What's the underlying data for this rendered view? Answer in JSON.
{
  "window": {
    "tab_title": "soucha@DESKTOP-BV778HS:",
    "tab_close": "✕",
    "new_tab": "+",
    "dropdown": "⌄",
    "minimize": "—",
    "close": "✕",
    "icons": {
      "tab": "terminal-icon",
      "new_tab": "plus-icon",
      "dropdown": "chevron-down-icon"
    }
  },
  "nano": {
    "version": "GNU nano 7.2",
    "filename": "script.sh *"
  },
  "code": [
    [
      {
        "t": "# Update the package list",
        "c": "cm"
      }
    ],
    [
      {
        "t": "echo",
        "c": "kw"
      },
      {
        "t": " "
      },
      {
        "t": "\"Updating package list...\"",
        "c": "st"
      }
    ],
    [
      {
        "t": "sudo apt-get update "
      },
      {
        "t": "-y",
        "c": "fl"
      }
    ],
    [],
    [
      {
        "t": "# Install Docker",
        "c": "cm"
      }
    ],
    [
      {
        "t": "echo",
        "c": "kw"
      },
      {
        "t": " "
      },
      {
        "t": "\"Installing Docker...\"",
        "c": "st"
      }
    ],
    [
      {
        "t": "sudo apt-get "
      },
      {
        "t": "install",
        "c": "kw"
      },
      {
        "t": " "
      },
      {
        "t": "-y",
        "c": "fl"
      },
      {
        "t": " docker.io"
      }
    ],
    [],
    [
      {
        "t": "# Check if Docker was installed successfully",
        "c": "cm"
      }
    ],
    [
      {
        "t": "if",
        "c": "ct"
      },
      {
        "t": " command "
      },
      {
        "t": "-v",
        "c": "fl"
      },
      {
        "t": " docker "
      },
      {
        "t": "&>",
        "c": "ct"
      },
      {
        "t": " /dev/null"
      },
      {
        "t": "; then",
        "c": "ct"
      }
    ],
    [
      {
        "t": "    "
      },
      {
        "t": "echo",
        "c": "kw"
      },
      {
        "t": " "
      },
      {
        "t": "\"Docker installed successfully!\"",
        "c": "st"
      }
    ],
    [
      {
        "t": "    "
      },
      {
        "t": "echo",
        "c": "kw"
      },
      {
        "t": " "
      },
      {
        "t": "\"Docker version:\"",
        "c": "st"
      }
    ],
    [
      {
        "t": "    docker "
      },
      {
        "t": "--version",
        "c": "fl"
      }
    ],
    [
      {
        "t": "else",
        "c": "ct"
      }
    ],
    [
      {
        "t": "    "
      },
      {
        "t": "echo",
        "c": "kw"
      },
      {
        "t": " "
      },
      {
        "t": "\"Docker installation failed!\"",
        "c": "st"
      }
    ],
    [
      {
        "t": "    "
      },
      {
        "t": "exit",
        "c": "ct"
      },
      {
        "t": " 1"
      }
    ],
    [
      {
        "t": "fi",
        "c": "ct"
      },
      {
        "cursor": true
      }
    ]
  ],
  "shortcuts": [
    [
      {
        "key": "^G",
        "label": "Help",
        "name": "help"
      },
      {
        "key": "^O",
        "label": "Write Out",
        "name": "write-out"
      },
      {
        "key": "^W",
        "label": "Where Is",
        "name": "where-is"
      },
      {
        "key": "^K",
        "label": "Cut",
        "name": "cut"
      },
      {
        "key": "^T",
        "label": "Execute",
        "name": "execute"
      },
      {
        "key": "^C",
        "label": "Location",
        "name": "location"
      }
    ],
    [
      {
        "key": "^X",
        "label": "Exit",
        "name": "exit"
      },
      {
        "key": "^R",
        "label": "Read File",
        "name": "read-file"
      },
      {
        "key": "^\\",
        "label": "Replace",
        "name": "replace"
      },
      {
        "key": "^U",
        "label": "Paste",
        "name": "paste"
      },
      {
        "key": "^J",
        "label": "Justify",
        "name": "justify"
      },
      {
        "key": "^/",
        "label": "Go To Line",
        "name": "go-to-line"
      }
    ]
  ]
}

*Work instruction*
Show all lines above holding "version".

*Output of the exercise*
    "version": "GNU nano 7.2",
        "t": "\"Docker version:\"",
        "t": "--version",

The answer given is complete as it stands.